Let us first summarize integrated cross sections for the VTC scenario. In Table I we have collected cross sections for different QED orders. For consistency all cross sections were calculated with the MRST(QED) parton distributions Martin:2004dh (). In this calculation we have used for example and our benchmark parameters. Surprisingly, different contributions are of the same order of magnitude. Note that with we get the cross section of correct order of magnitude. To describe the experimental signal more precisely can be rescalled. A result consistent with the cross section extracted from experimental ATLAS and/or CMS data is obtained with = 20.

Component | 1.96 TeV | 7 TeV | 13 TeV | 100 TeV |
---|---|---|---|---|

2 1 (in, in) | 1.37E-3 | 0.16 | 0.55 | 8.08 |

2 1 (in, el) | 0.22E-3 | 0.05 | 0.15 | 1.88 |

2 1 (el, in) | 0.22E-3 | 0.05 | 0.15 | 1.88 |

2 1 (el, el) | 0.03E-3 | 0.01 | 0.04 | 0.42 |

2 1, sum of all | 1.84E-3 | 0.27 | 0.89 | 12.26 |

2 2 (in, in), two diagrams | 0.74E-3 | 0.14 | 0.49 | 7.69 |

2 2 (in, el) and (el, in) | 0.13E-3 | 0.05 | 0.19 | 2.93 |

2 2, sum of all | 0.87E-3 | 0.19 | 0.68 | 10.62 |

2 2, sum of all, 10 GeV | 0.43 | 8.03 | ||

2 2, sum of all, 20 GeV | 0.35 | 6.99 | ||

2 2, sum of all, 50 GeV | 0.25 | 5.42 | ||

2 3 | 0.14E-3 | 0.09 | 0.46 | 16.71 |

2 3, 10 GeV | 0.04 | 1.41 |

We shall discuss now some specific results for different processes.

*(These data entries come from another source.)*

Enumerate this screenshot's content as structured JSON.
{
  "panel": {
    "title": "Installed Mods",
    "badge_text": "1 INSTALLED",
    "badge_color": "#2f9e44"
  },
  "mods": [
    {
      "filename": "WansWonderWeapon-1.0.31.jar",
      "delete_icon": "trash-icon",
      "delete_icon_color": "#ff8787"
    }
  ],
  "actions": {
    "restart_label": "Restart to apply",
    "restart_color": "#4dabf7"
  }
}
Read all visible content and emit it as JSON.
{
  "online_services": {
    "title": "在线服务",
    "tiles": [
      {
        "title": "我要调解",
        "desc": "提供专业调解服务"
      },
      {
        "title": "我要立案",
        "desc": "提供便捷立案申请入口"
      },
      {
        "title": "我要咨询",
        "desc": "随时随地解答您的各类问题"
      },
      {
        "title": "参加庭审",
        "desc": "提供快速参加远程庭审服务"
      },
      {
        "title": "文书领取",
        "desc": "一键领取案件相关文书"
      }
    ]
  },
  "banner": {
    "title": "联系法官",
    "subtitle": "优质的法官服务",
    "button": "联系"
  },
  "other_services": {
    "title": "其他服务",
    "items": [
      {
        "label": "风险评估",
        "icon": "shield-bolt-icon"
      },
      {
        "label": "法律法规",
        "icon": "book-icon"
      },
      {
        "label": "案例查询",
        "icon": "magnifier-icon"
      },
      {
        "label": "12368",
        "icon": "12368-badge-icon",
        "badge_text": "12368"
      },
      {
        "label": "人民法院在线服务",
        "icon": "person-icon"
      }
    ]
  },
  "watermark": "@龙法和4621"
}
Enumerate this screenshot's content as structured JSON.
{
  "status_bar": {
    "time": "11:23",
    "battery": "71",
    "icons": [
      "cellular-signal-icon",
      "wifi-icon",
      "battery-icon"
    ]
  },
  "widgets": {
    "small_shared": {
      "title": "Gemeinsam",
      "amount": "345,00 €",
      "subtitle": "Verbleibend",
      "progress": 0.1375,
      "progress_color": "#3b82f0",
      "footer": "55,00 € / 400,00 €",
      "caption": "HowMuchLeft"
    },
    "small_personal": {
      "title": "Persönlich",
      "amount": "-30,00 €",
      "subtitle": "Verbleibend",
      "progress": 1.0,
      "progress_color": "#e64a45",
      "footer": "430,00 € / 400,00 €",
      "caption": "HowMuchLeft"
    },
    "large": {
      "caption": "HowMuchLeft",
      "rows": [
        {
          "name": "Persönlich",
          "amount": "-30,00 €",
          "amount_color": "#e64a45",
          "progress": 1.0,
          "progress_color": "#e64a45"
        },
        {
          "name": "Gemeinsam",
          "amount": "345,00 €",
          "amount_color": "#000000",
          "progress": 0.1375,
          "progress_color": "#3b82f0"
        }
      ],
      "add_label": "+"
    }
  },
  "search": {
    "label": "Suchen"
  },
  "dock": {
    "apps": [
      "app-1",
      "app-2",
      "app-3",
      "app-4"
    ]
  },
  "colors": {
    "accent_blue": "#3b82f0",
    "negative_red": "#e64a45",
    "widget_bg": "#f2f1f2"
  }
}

Let us start from the signal in the VTC model Pasechnik:2013bxa (). In our calculations here we use MRST04(QED) parton distributions Martin:2004dh (). In this () calculation the . For comparison . This means that for the purely exclusive reactions we get fb. In order to get experimental value in the fiducial volume fb we have to assume a rather large value of . This is a huge value and puts into doubts perturbative approach. We will not worry here about the conceptual problem and test further consequences. The corresponding GeV (very narrow width scenario). The narrow width approximation was preferred by the CMS analysis CMS:2015dxe ().

As discussed in section III.3 the production of technipion can be calculated also as subprocess with intermediate (off-shell) photons. We neglect here intermediate exchanges for simplicity. We shall discuss now how such results compare to the previous results obtained in the () or () when photons from the decay of neutral technipion are considered, and “initial” photons are assumed to be on-shell.

In Fig. 9 we show the rapidity distribution. We show here both the contribution of (see Fig. 1) and two contributions of (see Fig. 2) processes. Each of the ( and ) contributions separately is asymmetric with respect to = 0. The sum is then similar as for the contribution. The calculation of rapidity distribution of for the mechanism with subprocess (see Fig. 3) is more complicated and will be omitted here.